▶ What is being asked:
Please set down the listing exactly, from the first line to the last.

▶ Exercise inputs:
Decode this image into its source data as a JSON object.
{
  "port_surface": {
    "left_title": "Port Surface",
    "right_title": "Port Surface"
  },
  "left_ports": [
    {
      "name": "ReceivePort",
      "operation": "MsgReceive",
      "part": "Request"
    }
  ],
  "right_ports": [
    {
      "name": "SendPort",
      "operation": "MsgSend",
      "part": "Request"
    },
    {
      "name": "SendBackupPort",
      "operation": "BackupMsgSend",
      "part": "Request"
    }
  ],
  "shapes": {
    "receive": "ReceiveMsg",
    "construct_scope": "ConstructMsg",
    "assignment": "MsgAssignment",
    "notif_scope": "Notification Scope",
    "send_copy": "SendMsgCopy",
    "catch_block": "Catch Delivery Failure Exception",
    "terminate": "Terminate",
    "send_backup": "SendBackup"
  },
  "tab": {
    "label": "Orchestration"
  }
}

▶ Exercise answer:
Decode this image into its source data as a JSON object.
{
  "port_surface": {
    "left_title": "Port Surface",
    "right_title": "Port Surface"
  },
  "left_ports": [
    {
      "name": "ReceivePort",
      "operation": "MsgReceive",
      "part": "Request"
    }
  ],
  "right_ports": [
    {
      "name": "SendPort",
      "operation": "MsgSend",
      "part": "Request"
    },
    {
      "name": "SendBackupPort",
      "operation": "BackupMsgSend",
      "part": "Request"
    }
  ],
  "shapes": {
    "receive": "ReceiveMsg",
    "construct_scope": "ConstructMsg",
    "assignment": "MsgAssignment",
    "notif_scope": "Notification Scope",
    "send_copy": "SendMsgCopy",
    "catch_block": "Catch Delivery Failure Exception",
    "terminate": "Terminate",
    "send_backup": "SendBackup"
  },
  "tab": {
    "label": "Orchestration"
  }
}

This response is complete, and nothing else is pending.